Emerging pollutants are chemicals that are difficult to remove from effluents during waste-water treatment. An EU-funded project has developed novel materials for use in innovative integrated water treatments to remove these pollutants, leading to cleaner and safer water.
© samopauser #189190894, 2019 source: stock.adobe.com
Emerging pollutants (EPs) are chemicals that are not commonly monitored but which, although present in small amounts, have the potential to cause adverse ecological or human health effects. They include organic and synthetic compounds, derived from new sources such as pharmaceuticals, which are not easily removed by traditional water-treatment procedures.

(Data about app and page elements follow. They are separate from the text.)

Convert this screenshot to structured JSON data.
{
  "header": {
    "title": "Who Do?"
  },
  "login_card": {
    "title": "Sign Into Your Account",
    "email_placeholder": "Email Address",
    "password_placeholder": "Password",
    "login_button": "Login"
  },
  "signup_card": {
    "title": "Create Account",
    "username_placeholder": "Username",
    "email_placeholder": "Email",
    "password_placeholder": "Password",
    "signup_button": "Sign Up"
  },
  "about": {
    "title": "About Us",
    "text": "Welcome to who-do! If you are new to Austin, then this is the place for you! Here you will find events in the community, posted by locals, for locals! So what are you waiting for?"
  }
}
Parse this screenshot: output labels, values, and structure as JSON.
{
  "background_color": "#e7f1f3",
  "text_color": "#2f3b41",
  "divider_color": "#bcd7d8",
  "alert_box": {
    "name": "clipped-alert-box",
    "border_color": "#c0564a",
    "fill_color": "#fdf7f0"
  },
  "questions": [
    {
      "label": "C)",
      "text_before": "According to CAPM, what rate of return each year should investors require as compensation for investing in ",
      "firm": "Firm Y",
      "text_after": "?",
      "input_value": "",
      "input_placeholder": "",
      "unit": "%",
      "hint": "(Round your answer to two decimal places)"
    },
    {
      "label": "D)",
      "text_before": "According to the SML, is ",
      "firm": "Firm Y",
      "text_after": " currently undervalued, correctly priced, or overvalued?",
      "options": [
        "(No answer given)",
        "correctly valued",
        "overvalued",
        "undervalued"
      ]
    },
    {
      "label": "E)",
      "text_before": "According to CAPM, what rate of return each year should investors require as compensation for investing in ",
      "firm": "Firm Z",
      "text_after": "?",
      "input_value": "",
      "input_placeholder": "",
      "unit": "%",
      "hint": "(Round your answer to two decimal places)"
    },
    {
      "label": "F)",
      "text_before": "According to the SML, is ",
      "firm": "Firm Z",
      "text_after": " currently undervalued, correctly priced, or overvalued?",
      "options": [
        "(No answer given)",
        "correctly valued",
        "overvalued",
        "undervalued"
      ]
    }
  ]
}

The EU-funded MAT4TREAT project consortium produced innovative and low-cost solutions for removing organic EPs during waste-water treatment. They developed novel materials for use in integrated water-treatment technologies, through a researcher exchange programme between academic and industry partners.

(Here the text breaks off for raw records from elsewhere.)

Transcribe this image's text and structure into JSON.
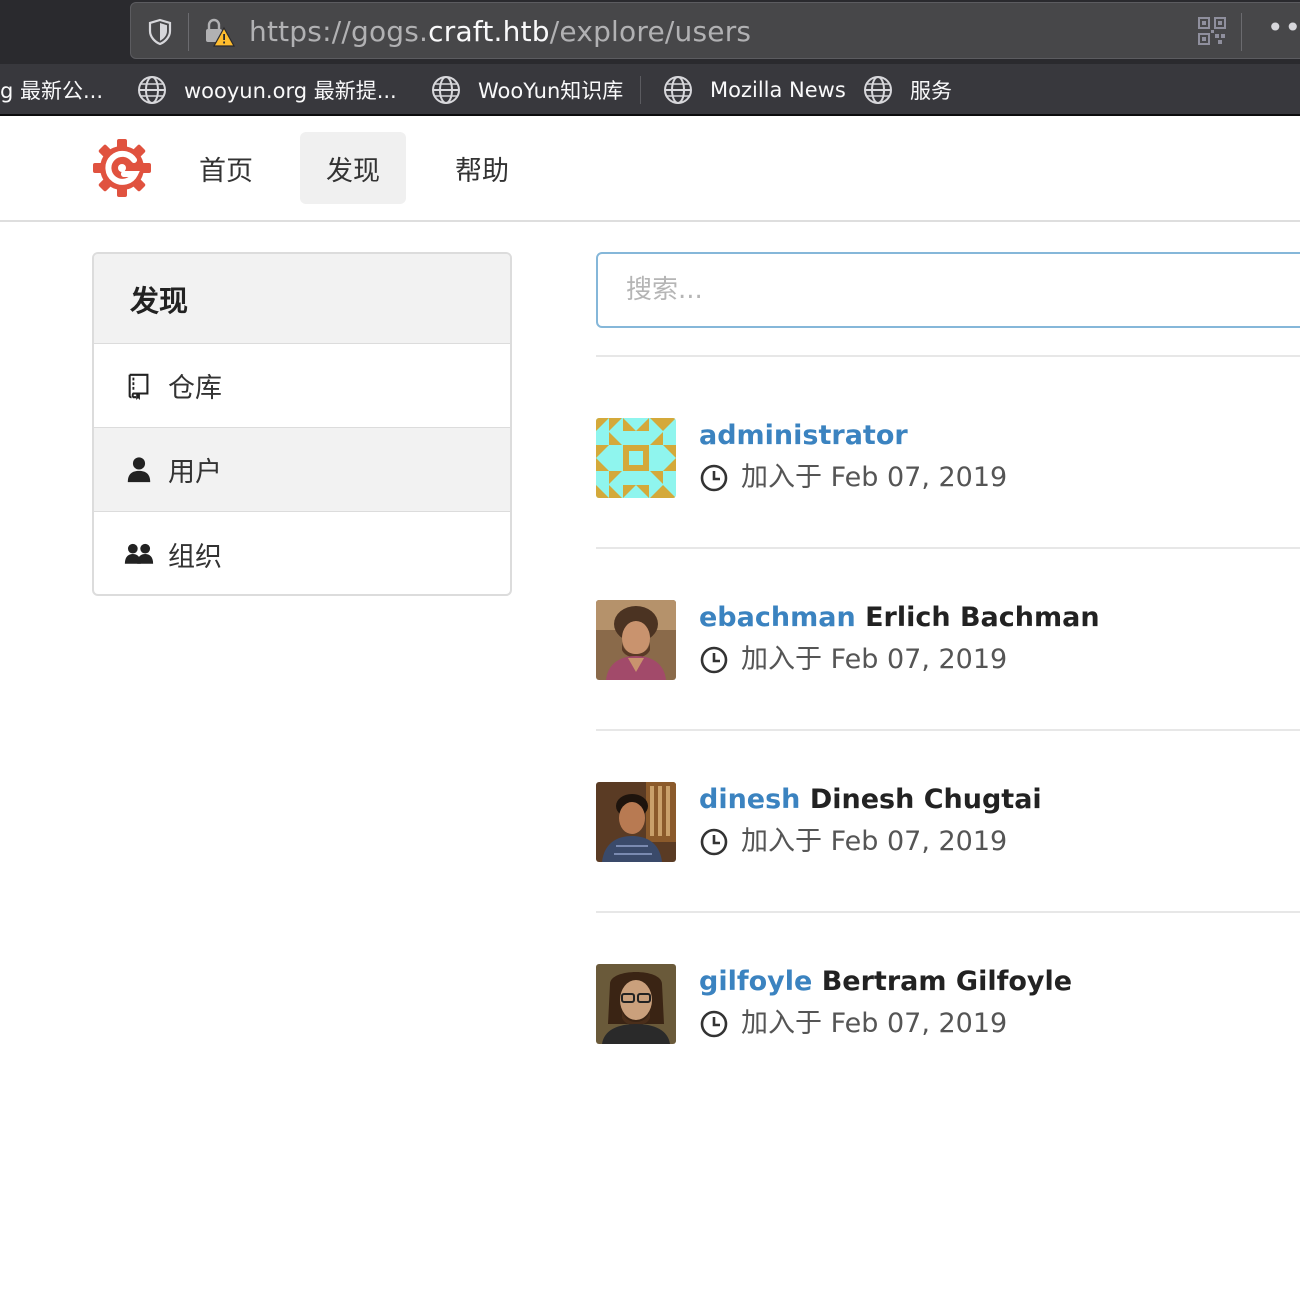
{
  "browser": {
    "url_prefix": "https://gogs.",
    "url_host": "craft.htb",
    "url_path": "/explore/users",
    "more_label": "•••"
  },
  "bookmarks": [
    {
      "label": "g 最新公..."
    },
    {
      "label": "wooyun.org 最新提..."
    },
    {
      "label": "WooYun知识库"
    },
    {
      "label": "Mozilla News"
    },
    {
      "label": "服务"
    }
  ],
  "header": {
    "nav": [
      {
        "label": "首页"
      },
      {
        "label": "发现"
      },
      {
        "label": "帮助"
      }
    ]
  },
  "sidebar": {
    "title": "发现",
    "items": [
      {
        "label": "仓库",
        "icon": "repo-icon"
      },
      {
        "label": "用户",
        "icon": "person-icon"
      },
      {
        "label": "组织",
        "icon": "organization-icon"
      }
    ]
  },
  "search": {
    "placeholder": "搜索..."
  },
  "users": [
    {
      "username": "administrator",
      "full_name": "",
      "joined": "加入于 Feb 07, 2019"
    },
    {
      "username": "ebachman",
      "full_name": "Erlich Bachman",
      "joined": "加入于 Feb 07, 2019"
    },
    {
      "username": "dinesh",
      "full_name": "Dinesh Chugtai",
      "joined": "加入于 Feb 07, 2019"
    },
    {
      "username": "gilfoyle",
      "full_name": "Bertram Gilfoyle",
      "joined": "加入于 Feb 07, 2019"
    }
  ],
  "colors": {
    "link": "#3b83c0",
    "identicon_bg": "#8ff5ee",
    "identicon_fg": "#d4a93a",
    "logo": "#e0523f"
  }
}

We used hybrid materials with the best performances and integrated approaches for the removal of pollutants for instance, the use of both filters and light to separate and decompose compounds, says project coordinator Giuliana Magnacca of Torino University in Italy.
Innovation on tap

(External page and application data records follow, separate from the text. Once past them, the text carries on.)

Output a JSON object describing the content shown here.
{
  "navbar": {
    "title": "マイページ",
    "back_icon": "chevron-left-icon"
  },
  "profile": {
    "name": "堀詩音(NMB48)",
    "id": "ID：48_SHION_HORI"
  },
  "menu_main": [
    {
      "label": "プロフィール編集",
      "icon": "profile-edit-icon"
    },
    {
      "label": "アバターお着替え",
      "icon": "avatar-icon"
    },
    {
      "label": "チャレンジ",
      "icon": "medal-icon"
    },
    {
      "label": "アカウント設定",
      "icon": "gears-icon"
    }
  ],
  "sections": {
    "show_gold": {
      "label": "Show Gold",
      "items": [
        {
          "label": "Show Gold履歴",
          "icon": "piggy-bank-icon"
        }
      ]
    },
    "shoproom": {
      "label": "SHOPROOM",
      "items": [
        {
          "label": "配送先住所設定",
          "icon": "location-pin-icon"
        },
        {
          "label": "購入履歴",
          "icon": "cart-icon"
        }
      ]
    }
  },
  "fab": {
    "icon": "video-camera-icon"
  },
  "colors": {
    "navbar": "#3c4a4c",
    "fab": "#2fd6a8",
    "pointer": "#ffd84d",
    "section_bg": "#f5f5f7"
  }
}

The projects technology improves the tertiary treatment of waste water. This is the final treatment stage for increasing water quality before it is discharged into the environment or reused, for example, to irrigate crops. Tertiary treatment involves a range of physical and chemical processes targeting the removal of different pollutants.
Several innovative materials were tested for removing EPs, namely graphene-based and other carbon-related materials, polymeric materials, oxidic ceramic materials and hybrid inorganic-organic materials. These materials acted variously as adsorbents, photocatalysts, and biocatalysts, and within filtration-membrane technologies.
The project demonstrated combinations of different materials and approaches for effective pollutant prevention.
Participants constructed two devices at the laboratory scale for validating the MAT4TREAT technology. Once the best technology has been tested, it will be possible to scale up the process in a pilot plant treating larger volumes of water, says Magnacca. This will be the route to implementing the technology in a real waste-water treatment plant.
Emerging pollutants also known as contaminants of emerging concern are a very recent problem. They can bioaccumulate in the human body and in the environment in animals and vegetables. It is therefore important to remove these compounds, especially before they contaminate drinking water where they pose a potential risk to human health, for example, by causing disease or disrupting hormonal function.
The project consortium interacted with the public at every stage of its activities. We developed a laboratory called Lab4Treat in which some of the technologies used were shared with the public in simple experiments, says Magnacca. The lab was demonstrated in schools, to teachers and to the general public to sensitise people towards the problem of water availability and the presence of emerging pollutants in drinking water.
The project received funding from the EUs Marie Skłodowska-Curie Actions programme..